How is the particular art style chosen for the cover not part of "the cover's message"?
You say people are ignoring the supposedly "obvious" message of the cover, because of how the characters are drawn. But "how the characters are drawn" is part of the message, even if it might convey different things to different people who come at it from different experiences.
What I mean is, take the exact example you gave: "three teenagers stand in battle-ready poses in the foreground, while the background includes a battleship and a looming, angry face". But you can't just reduce the "message" to the mere physical elements the way you're doing here.
That exact scene you describe could be drawn using the art syle of Avatar the Last Airbender. Or it could be drawn in the style of the Justice League Unlimited cartoon. Or it could also be drawn in the art style of The Powerpuff Girls. Or it could be drawn in the art style of Rick and Morty. Or (and this was the intended point of the example) it could be drawn in the stereotypical-romance-cover-art-style of the image I linked above.
That choice--even keeping the same basic components of the scene the same--will create VASTLY different impressions in the audience of what the people who see it think the intended "message" of the image is. And those different impressions will be informed, in part, by their prior experience with other media that use a similar art style as well.
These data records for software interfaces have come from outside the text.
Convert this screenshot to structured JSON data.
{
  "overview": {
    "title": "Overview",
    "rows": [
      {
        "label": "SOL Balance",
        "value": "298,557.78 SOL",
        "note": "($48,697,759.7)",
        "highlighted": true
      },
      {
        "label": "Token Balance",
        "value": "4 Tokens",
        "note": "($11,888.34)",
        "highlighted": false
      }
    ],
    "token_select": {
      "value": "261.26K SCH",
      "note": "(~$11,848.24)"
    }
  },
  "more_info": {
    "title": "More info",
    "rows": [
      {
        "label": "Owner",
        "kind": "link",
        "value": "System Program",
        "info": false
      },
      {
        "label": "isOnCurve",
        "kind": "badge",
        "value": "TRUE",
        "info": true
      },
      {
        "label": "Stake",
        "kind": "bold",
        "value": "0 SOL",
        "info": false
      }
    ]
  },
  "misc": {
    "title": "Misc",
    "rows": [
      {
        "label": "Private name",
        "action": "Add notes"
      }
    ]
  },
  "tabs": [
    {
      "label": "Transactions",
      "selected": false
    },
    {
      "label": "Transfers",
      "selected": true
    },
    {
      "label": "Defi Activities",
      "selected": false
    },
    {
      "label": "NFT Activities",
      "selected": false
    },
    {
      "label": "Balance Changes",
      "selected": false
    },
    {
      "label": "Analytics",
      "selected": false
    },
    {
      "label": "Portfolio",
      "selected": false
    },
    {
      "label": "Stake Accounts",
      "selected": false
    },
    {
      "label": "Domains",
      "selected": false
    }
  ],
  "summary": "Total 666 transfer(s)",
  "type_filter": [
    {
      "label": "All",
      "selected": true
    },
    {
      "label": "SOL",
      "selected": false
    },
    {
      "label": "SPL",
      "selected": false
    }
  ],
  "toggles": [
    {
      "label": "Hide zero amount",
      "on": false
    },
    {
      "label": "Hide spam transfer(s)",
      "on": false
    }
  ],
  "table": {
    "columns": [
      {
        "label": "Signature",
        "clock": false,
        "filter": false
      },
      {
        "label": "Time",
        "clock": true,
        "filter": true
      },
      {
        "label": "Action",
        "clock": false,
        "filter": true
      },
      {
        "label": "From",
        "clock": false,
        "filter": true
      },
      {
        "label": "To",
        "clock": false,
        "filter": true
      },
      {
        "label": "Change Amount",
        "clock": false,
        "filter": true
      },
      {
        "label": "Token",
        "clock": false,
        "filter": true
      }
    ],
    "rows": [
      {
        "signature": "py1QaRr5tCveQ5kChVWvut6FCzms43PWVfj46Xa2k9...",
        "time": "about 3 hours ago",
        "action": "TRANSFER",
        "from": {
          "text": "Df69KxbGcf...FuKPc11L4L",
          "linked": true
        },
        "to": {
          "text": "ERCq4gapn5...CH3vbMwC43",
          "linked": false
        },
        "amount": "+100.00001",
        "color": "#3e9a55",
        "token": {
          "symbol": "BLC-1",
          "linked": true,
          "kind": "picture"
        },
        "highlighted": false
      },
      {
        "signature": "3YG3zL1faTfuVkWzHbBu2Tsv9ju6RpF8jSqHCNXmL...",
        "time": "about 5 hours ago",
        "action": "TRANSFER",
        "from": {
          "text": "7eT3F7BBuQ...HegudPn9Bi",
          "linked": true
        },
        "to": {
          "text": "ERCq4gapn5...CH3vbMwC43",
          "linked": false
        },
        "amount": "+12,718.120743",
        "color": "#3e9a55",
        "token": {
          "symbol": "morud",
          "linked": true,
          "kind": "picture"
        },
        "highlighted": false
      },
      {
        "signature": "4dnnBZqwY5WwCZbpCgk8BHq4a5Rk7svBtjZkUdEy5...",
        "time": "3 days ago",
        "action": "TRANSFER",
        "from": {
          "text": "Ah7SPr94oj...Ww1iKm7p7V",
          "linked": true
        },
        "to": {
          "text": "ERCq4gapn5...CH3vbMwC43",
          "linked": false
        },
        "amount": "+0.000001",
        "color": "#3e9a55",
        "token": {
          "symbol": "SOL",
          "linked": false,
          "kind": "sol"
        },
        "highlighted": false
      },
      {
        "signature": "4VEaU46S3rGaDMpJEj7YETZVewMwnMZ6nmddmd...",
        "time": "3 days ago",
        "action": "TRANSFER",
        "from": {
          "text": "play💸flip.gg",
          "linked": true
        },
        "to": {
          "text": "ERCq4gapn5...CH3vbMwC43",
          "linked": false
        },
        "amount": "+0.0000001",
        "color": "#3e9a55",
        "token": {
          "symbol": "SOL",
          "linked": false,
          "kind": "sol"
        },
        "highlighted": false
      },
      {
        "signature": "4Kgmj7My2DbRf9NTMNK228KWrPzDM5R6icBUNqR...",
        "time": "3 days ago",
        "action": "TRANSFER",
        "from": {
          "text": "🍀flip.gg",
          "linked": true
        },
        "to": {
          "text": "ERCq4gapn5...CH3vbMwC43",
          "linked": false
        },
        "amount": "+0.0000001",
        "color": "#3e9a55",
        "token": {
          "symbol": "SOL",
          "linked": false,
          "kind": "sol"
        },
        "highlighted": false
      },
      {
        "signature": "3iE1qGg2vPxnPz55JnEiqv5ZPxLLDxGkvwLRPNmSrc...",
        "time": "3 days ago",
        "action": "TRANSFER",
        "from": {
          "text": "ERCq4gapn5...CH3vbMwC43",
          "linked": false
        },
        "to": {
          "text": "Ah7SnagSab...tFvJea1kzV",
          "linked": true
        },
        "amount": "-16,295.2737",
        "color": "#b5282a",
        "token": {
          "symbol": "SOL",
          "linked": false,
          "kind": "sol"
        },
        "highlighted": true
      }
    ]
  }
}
Cultural context is an intrinsic part of that kind of non-verbal communication, and it absolutely influences the "meaning" that people read into a work or an image.
(For example, doing your example heroes-in-front-of-a-battleship scene in a cutesy style will convey one sort of meaning to a person who grew up watching Powerpuff Girls... but it might not have even remotely the same connotations to someone who grew up watching Happy Tree Friends instead.)
In short, I maintain that choice of art style can (and should) convey meaning. But, since that meaning is imprecise and context-sensitive, I think it's worth giving people the benefit of the doubt in situations like this.
If someone's only experience of that art style is it being used in a certain specific genre, their perspective could be as skewed as the guy who was raised on Happy Tree Friends would be as far as what the choice to use that art style "really" conveys. It doesn't necessarily mean they're racist, or being willfully ignorant. They might just be operating from a smaller reference pool than I am, and thus reading a bit more specificity into the meaning of the art style choice than actually exists. It's not like there's a hard and fast rule to this kind of interpretation, no matter how "obvious" it might seem to fans of the work who are more experienced in these waters.
Anyway, in a situation like this, I prefer giving them the benefit of the doubt, rather than condemning them in absentia.